We have much more power than we realize.
If we’re clever about it, we can use our words to change how people think. Brains are like that.
So, if our goal is to influence people at work to jump onboard the Quality Culture bus, we should probably learn all we can about this stuff.
You can play around with your words to reframe things.
Think about this: We talk about Quality as this thing …it involves x, y, and z. We can make the frame small if we talk about it in terms of audits and regulations and compliance. But what if we expand the frame of how we talk about quality so that it includes the larger organizational and business goals? And then we can even further expand it to include happy customers in the frame. By expanding the frame like this, we might help people get a better understanding of the larger purpose of what we’re trying to achieve. And their role in it.
We could also change the context. Just as rain is good in a drought and bad in a flood, we can frame a non-conformance as either a sign that something’s broken or a motivator for continuous improvement.
Reframing like this could turn an NC from being bad to being useful.

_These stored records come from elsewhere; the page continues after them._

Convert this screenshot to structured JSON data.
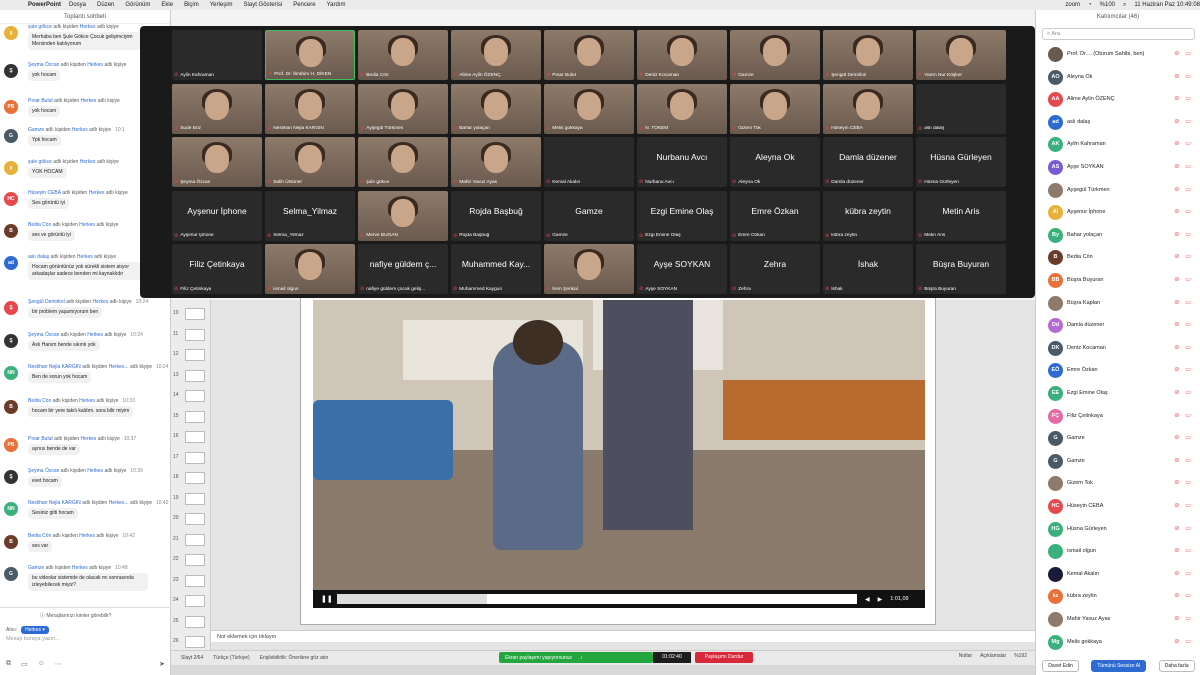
{
  "menubar": {
    "app": "PowerPoint",
    "items": [
      "Dosya",
      "Düzen",
      "Görünüm",
      "Ekle",
      "Biçim",
      "Yerleşim",
      "Slayt Gösterisi",
      "Pencere",
      "Yardım"
    ],
    "zoom_label": "zoom",
    "battery": "%100",
    "datetime": "11 Haziran Paz 10:49:08"
  },
  "chat": {
    "title": "Toplantı sohbeti",
    "to_label": "Herkes",
    "messages": [
      {
        "initials": "ş",
        "color": "#e8b23a",
        "sender": "şule gökce",
        "to": "Herkes",
        "time": "",
        "text": "Merhaba ben Şule Gökce Çocuk gelişimciyim Mersinden katılıyorum"
      },
      {
        "initials": "Ş",
        "color": "#ffffff",
        "sender": "Şeyma Özcan",
        "to": "Herkes",
        "time": "",
        "text": "yok hocam"
      },
      {
        "initials": "PB",
        "color": "#e8713a",
        "sender": "Pınar Bulut",
        "to": "Herkes",
        "time": "",
        "text": "yok hocam"
      },
      {
        "initials": "G",
        "color": "#4a5a66",
        "sender": "Gamze",
        "to": "Herkes",
        "time": "10:1",
        "text": "Ypk hocam"
      },
      {
        "initials": "ş",
        "color": "#e8b23a",
        "sender": "şule gökce",
        "to": "Herkes",
        "time": "",
        "text": "YOK HOCAM"
      },
      {
        "initials": "HC",
        "color": "#e5484d",
        "sender": "Hüseyin CEBA",
        "to": "Herkes",
        "time": "",
        "text": "Ses görüntü iyi"
      },
      {
        "initials": "B",
        "color": "#6b3b2a",
        "sender": "Bedia Cön",
        "to": "Herkes",
        "time": "",
        "text": "ses ve görüntü iyi"
      },
      {
        "initials": "ad",
        "color": "#2d6bd3",
        "sender": "aslı dalaş",
        "to": "Herkes",
        "time": "",
        "text": "Hocam görüntünüz yok sürekli sistem atıyor arkadaşlar sadece benden mi kaynaklıdır"
      },
      {
        "initials": "Ş",
        "color": "#e5484d",
        "sender": "Şengül Demirkol",
        "to": "Herkes",
        "time": "10:24",
        "text": "bir problem yaşamıyorum ben"
      },
      {
        "initials": "Ş",
        "color": "#ffffff",
        "sender": "Şeyma Özcan",
        "to": "Herkes",
        "time": "10:24",
        "text": "Aslı Hanım bende sıkıntı yok"
      },
      {
        "initials": "NN",
        "color": "#3ab07a",
        "sender": "Neslihan Nejla KARGIN",
        "to": "Herkes...",
        "time": "10:24",
        "text": "Ben de sorun yok hocam"
      },
      {
        "initials": "B",
        "color": "#6b3b2a",
        "sender": "Bedia Cön",
        "to": "Herkes",
        "time": "10:33",
        "text": "hocam bir yere takılı kaldım. sora bilir miyim"
      },
      {
        "initials": "PB",
        "color": "#e8713a",
        "sender": "Pınar Bulut",
        "to": "Herkes",
        "time": "10:37",
        "text": "aynısı bende de var"
      },
      {
        "initials": "Ş",
        "color": "#ffffff",
        "sender": "Şeyma Özcan",
        "to": "Herkes",
        "time": "10:39",
        "text": "evet hocam"
      },
      {
        "initials": "NN",
        "color": "#3ab07a",
        "sender": "Neslihan Nejla KARGIN",
        "to": "Herkes...",
        "time": "10:42",
        "text": "Sesiniz gitti hocam"
      },
      {
        "initials": "B",
        "color": "#6b3b2a",
        "sender": "Bedia Cön",
        "to": "Herkes",
        "time": "10:42",
        "text": "ses var"
      },
      {
        "initials": "G",
        "color": "#4a5a66",
        "sender": "Gamze",
        "to": "Herkes",
        "time": "10:48",
        "text": "bu videolar sistemde de olacak mı sonrasında izleyebilecek miyiz?"
      }
    ],
    "from_word": "adlı kişiden",
    "to_word": "adlı kişiye",
    "who_can_see": "Mesajlarınızı kimler görebilir?",
    "to_prefix": "Alıcı:",
    "input_placeholder": "Mesajı buraya yazın..."
  },
  "ppt": {
    "slide_numbers": [
      "10",
      "11",
      "12",
      "13",
      "14",
      "15",
      "16",
      "17",
      "18",
      "19",
      "20",
      "21",
      "22",
      "23",
      "24",
      "25",
      "26"
    ],
    "video_time": "1:01,09",
    "notes_placeholder": "Not eklemek için tıklayın",
    "status": {
      "slide": "Slayt 2/64",
      "language": "Türkçe (Türkiye)",
      "accessibility": "Erişilebilirlik: Önerilere göz atın",
      "notes": "Notlar",
      "comments": "Açıklamalar",
      "zoom": "%192"
    },
    "share": {
      "label": "Ekran paylaşımı yapıyorsunuz",
      "timer": "01:02:40",
      "stop": "Paylaşımı Durdur"
    }
  },
  "gallery": {
    "tiles": [
      {
        "name": "Aylin Kahraman",
        "big": "",
        "photo": false,
        "active": false
      },
      {
        "name": "Prof. Dr. İbrahim H. DİKEN",
        "big": "",
        "photo": true,
        "active": true
      },
      {
        "name": "Bedia Cön",
        "big": "",
        "photo": true,
        "active": false
      },
      {
        "name": "Alime Aylin ÖZENÇ",
        "big": "",
        "photo": true,
        "active": false
      },
      {
        "name": "Pınar Bulut",
        "big": "",
        "photo": true,
        "active": false
      },
      {
        "name": "Deniz Kocaman",
        "big": "",
        "photo": true,
        "active": false
      },
      {
        "name": "Gamze",
        "big": "",
        "photo": true,
        "active": false
      },
      {
        "name": "Şengül Demirkol",
        "big": "",
        "photo": true,
        "active": false
      },
      {
        "name": "Yaren Nur Köşker",
        "big": "",
        "photo": true,
        "active": false
      },
      {
        "name": "Sude Boz",
        "big": "",
        "photo": true,
        "active": false
      },
      {
        "name": "Neslihan Nejla KARGIN",
        "big": "",
        "photo": true,
        "active": false
      },
      {
        "name": "Ayşegül Türkmen",
        "big": "",
        "photo": true,
        "active": false
      },
      {
        "name": "Bahar yolaçan",
        "big": "",
        "photo": true,
        "active": false
      },
      {
        "name": "Melis gokkaya",
        "big": "",
        "photo": true,
        "active": false
      },
      {
        "name": "N. TOKEM",
        "big": "",
        "photo": true,
        "active": false
      },
      {
        "name": "Gizem Tok",
        "big": "",
        "photo": true,
        "active": false
      },
      {
        "name": "Hüseyin CEBA",
        "big": "",
        "photo": true,
        "active": false
      },
      {
        "name": "aslı dalaş",
        "big": "",
        "photo": false,
        "active": false
      },
      {
        "name": "Şeyma Özcan",
        "big": "",
        "photo": true,
        "active": false
      },
      {
        "name": "Salih Üstüner",
        "big": "",
        "photo": true,
        "active": false
      },
      {
        "name": "şule gökce",
        "big": "",
        "photo": true,
        "active": false
      },
      {
        "name": "Mahir Yavuz Ayas",
        "big": "",
        "photo": true,
        "active": false
      },
      {
        "name": "Kemal Akalın",
        "big": "",
        "photo": false,
        "active": false
      },
      {
        "name": "Nurbanu Avcı",
        "big": "Nurbanu Avcı",
        "photo": false,
        "active": false
      },
      {
        "name": "Aleyna Ok",
        "big": "Aleyna Ok",
        "photo": false,
        "active": false
      },
      {
        "name": "Damla düzener",
        "big": "Damla düzener",
        "photo": false,
        "active": false
      },
      {
        "name": "Hüsna Gürleyen",
        "big": "Hüsna Gürleyen",
        "photo": false,
        "active": false
      },
      {
        "name": "Ayşenur İphone",
        "big": "Ayşenur İphone",
        "photo": false,
        "active": false
      },
      {
        "name": "Selma_Yilmaz",
        "big": "Selma_Yilmaz",
        "photo": false,
        "active": false
      },
      {
        "name": "Merve BUĞAN",
        "big": "",
        "photo": true,
        "active": false
      },
      {
        "name": "Rojda Başbuğ",
        "big": "Rojda Başbuğ",
        "photo": false,
        "active": false
      },
      {
        "name": "Gamze",
        "big": "Gamze",
        "photo": false,
        "active": false
      },
      {
        "name": "Ezgi Emine Olaş",
        "big": "Ezgi Emine Olaş",
        "photo": false,
        "active": false
      },
      {
        "name": "Emre Özkan",
        "big": "Emre Özkan",
        "photo": false,
        "active": false
      },
      {
        "name": "kübra zeytin",
        "big": "kübra zeytin",
        "photo": false,
        "active": false
      },
      {
        "name": "Metin Aris",
        "big": "Metin Aris",
        "photo": false,
        "active": false
      },
      {
        "name": "Filiz Çetinkaya",
        "big": "Filiz Çetinkaya",
        "photo": false,
        "active": false
      },
      {
        "name": "ismail olgun",
        "big": "",
        "photo": true,
        "active": false
      },
      {
        "name": "nafiye güldem çocuk geliş...",
        "big": "nafiye güldem ç...",
        "photo": false,
        "active": false
      },
      {
        "name": "Muhammed Kaygun",
        "big": "Muhammed Kay...",
        "photo": false,
        "active": false
      },
      {
        "name": "İrem Şenkal",
        "big": "",
        "photo": true,
        "active": false
      },
      {
        "name": "Ayşe SOYKAN",
        "big": "Ayşe SOYKAN",
        "photo": false,
        "active": false
      },
      {
        "name": "Zehra",
        "big": "Zehra",
        "photo": false,
        "active": false
      },
      {
        "name": "İshak",
        "big": "İshak",
        "photo": false,
        "active": false
      },
      {
        "name": "Büşra Buyuran",
        "big": "Büşra Buyuran",
        "photo": false,
        "active": false
      }
    ]
  },
  "participants": {
    "title": "Katılımcılar (46)",
    "search_placeholder": "Ara",
    "host_suffix": "(Oturum Sahibi, ben)",
    "list": [
      {
        "initials": "",
        "name": "Prof. Dr....",
        "color": "#6a5a4e"
      },
      {
        "initials": "AO",
        "name": "Aleyna Ok",
        "color": "#4a5a66"
      },
      {
        "initials": "AA",
        "name": "Alime Aylin ÖZENÇ",
        "color": "#e5484d"
      },
      {
        "initials": "ad",
        "name": "aslı dalaş",
        "color": "#2d6bd3"
      },
      {
        "initials": "AK",
        "name": "Aylin Kahraman",
        "color": "#3ab07a"
      },
      {
        "initials": "AS",
        "name": "Ayşe SOYKAN",
        "color": "#7a5ad3"
      },
      {
        "initials": "",
        "name": "Ayşegül Türkmen",
        "color": "#8d7a6a"
      },
      {
        "initials": "Aİ",
        "name": "Ayşenur İphone",
        "color": "#e8b23a"
      },
      {
        "initials": "By",
        "name": "Bahar yolaçan",
        "color": "#3ab07a"
      },
      {
        "initials": "B",
        "name": "Bedia Cön",
        "color": "#6b3b2a"
      },
      {
        "initials": "BB",
        "name": "Büşra Buyuran",
        "color": "#e8713a"
      },
      {
        "initials": "",
        "name": "Büşra Kaplan",
        "color": "#8d7a6a"
      },
      {
        "initials": "Dd",
        "name": "Damla düzener",
        "color": "#b56ad3"
      },
      {
        "initials": "DK",
        "name": "Deniz Kocaman",
        "color": "#4a5a66"
      },
      {
        "initials": "EÖ",
        "name": "Emre Özkan",
        "color": "#2d6bd3"
      },
      {
        "initials": "EE",
        "name": "Ezgi Emine Olaş",
        "color": "#3ab07a"
      },
      {
        "initials": "FÇ",
        "name": "Filiz Çetinkaya",
        "color": "#e56aa8"
      },
      {
        "initials": "G",
        "name": "Gamze",
        "color": "#4a5a66"
      },
      {
        "initials": "G",
        "name": "Gamze",
        "color": "#4a5a66"
      },
      {
        "initials": "",
        "name": "Gizem Tok",
        "color": "#8d7a6a"
      },
      {
        "initials": "HC",
        "name": "Hüseyin CEBA",
        "color": "#e5484d"
      },
      {
        "initials": "HG",
        "name": "Hüsna Gürleyen",
        "color": "#3ab07a"
      },
      {
        "initials": "",
        "name": "ismail olgun",
        "color": "#3ab07a"
      },
      {
        "initials": "",
        "name": "Kemal Akalın",
        "color": "#1a1a3a"
      },
      {
        "initials": "kz",
        "name": "kübra zeytin",
        "color": "#e8713a"
      },
      {
        "initials": "",
        "name": "Mahir Yavuz Ayas",
        "color": "#8d7a6a"
      },
      {
        "initials": "Mg",
        "name": "Melis gokkaya",
        "color": "#3ab07a"
      }
    ],
    "invite": "Davet Edin",
    "mute_all": "Tümünü Sessize Al",
    "more": "Daha fazla"
  }
}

This could lessen some of the fear, heaviness, and stress of audits.
It suddenly feels like: “Hey, we’re not going for perfection (since we all know that’s not even possible); we’re going for continuous improvement”…so then it’s not a sign of failure but a sign of progress and growth.
You can play with this some more: Let’s reframe it for upper management – oh, look…an opportunity to improve profits.
And let’s reframe again, this time for manufacturing – oh, nice..an opportunity to make more, or make better.
And what about reframing it for your sales team or owners or shareholders? – Wow, look…an opportunity to help more people and make the customer even happier.
You get the idea – You can keep changing the context and the content so that you’re constantly reframing things so that everyone gets the specific message that you need them to get.
One size does not fit all when it comes to delivering your message. Always think about who you’re talking to, how they might feel, what they need to hear, what you’re trying to achieve, and how to frame it to make that most likely to happen.